Toby Hawthorne was an enigma.
One I didn’t factor into my college plans.
I wasn’t looking for love.
I wasn’t not looking for it either.
And in that state of in-between, he found me.
Unaware of the battle he fought everyday, I fell fast.
By the time I found out, it was too late.
Because I wanted everything.
Every broken, lost part of him.
I knew I couldn’t fix him.
I could only love him.
But I should’ve known better than to think that was enough.
“I knew you had your demons, Toby, and I know it’s got to hurt, but I never thought you’d let them hurt me too.”
My three stars is not bad. It’s also not negative in any way. I want to put that out there first. I am just slightly torn on how to compartmentalize some of the things that happened in this book. I’m torn on how to feel about those things. We all read books differently and we all have “quirks”. I also realize I will probably be the only three-star review with this book so I hope once people read this they see that it’s not a bad thing. The book overall was a great read filled with smooth flowing writing and a great story line.
While I believe that Ella handled this subject with sensitivity, she romanticized it. And that’s a huge pet peeve for me. I don’t like for any of my books to be romanticized by mental illness. There’s a way to write and execute it (Six Feet Under by Whitney Barbetti & Some Sort of Happy by Melanie Harlow are two of my favorites) and there is a way to put it into a book for the sake of the romance and dramatic effect, which is what happened in Bittersweet Always. With me saying that- it’s not a bad thing. I don’t think it is at all. I mean, authors have to write about something and some choose this but I just had a hard time rooting for Toby and Pippa. Which leads me to my next point.

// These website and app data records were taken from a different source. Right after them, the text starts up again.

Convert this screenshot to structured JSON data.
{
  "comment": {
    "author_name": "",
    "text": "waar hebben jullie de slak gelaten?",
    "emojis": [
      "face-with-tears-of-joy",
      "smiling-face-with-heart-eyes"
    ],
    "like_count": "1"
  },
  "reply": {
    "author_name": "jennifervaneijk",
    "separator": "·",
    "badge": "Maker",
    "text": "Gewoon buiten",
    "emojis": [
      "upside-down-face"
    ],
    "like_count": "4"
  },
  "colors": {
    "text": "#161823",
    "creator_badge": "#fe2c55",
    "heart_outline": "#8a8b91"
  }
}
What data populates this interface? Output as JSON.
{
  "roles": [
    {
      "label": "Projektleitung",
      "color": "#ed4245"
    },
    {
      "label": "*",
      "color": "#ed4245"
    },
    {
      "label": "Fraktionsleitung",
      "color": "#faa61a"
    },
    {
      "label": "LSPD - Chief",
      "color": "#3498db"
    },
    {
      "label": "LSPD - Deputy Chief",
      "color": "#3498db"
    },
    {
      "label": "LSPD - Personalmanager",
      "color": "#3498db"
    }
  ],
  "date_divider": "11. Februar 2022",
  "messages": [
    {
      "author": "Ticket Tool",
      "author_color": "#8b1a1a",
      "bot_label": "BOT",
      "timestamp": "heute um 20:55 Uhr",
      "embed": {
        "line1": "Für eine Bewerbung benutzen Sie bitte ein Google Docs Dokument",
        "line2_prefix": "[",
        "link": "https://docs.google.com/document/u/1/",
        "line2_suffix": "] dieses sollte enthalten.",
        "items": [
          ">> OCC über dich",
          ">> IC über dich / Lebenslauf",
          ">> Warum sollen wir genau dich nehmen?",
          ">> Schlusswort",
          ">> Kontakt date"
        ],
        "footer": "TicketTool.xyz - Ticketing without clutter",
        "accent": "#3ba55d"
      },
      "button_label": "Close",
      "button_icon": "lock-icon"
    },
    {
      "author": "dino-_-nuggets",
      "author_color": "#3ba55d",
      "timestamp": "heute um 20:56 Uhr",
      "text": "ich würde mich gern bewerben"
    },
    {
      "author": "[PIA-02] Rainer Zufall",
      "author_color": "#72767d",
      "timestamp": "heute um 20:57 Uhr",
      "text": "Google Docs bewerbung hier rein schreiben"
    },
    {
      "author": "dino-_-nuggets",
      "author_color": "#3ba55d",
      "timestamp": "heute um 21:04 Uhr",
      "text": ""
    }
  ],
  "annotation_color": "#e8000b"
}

I loved Toby and Pippa. But I did not love them together. They were not the type of toxic that I typically enjoy (that’s weird to say, right?) Their characters were such strong characters until you put them in a scene together. And this was partially because a lot of the first half of the book was really rushed. The pacing was off for me. I didn’t get the time I needed with Toby and Pippa, together, they just sort of…happened. WAM, A COUPLE. There was also a part in this book that I won’t name that Toby’s POV was very necessary but for a few chapters we actually don’t see it. In this particular circumstance- I felt it was needed more than Pippa’s was. I think it would have helped me really connect with Toby.
“It gets loud inside my head. But when you’re around, it’s a little quieter. More bearable.”
However, I devoured Ella’s writing and the internal dialogue that is Pippa. She was quite a fun character who had a lot of potential and depth. I loved the incorporation of Daisy and Quinn as well considering I loved Suddenly Forbidden. So, it was nice to be back with some people that we are all familiar with.
I think if you’re looking for a book that romanticizes mental illness, one that isn’t so “dark” and overwhelming- Bittersweet Always is for you. I particularly like the ones that are deeper and more emotional when it comes to mental illness, but with me saying that I didn’t hate this book and I didn’t love it. I liked it. I enjoyed the story-line and I enjoyed the banter and writing.